DIRECTIONS ▸
Scan the data. Collect each line that contains the word "verified".

Data records

━━━━━━

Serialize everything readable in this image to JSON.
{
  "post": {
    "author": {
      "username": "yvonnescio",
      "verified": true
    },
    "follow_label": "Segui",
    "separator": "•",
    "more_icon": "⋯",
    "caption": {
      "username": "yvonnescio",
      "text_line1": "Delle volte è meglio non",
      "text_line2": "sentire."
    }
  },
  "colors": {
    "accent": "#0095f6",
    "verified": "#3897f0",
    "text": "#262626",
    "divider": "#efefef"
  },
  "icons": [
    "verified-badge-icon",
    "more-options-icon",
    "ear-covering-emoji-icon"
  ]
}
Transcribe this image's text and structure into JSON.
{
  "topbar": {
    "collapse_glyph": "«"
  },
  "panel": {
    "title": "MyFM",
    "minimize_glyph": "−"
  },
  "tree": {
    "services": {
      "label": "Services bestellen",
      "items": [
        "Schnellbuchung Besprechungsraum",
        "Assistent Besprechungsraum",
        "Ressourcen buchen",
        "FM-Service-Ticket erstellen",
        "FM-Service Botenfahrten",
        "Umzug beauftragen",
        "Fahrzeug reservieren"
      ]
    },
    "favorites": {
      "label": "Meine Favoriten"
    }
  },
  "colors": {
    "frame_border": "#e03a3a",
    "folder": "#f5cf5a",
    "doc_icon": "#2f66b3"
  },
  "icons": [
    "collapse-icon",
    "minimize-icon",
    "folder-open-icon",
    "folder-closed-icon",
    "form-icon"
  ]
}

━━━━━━

SOLUTION FOR THIS PROBLEM ▸
      "verified": true
    "verified": "#3897f0",
    "verified-badge-icon",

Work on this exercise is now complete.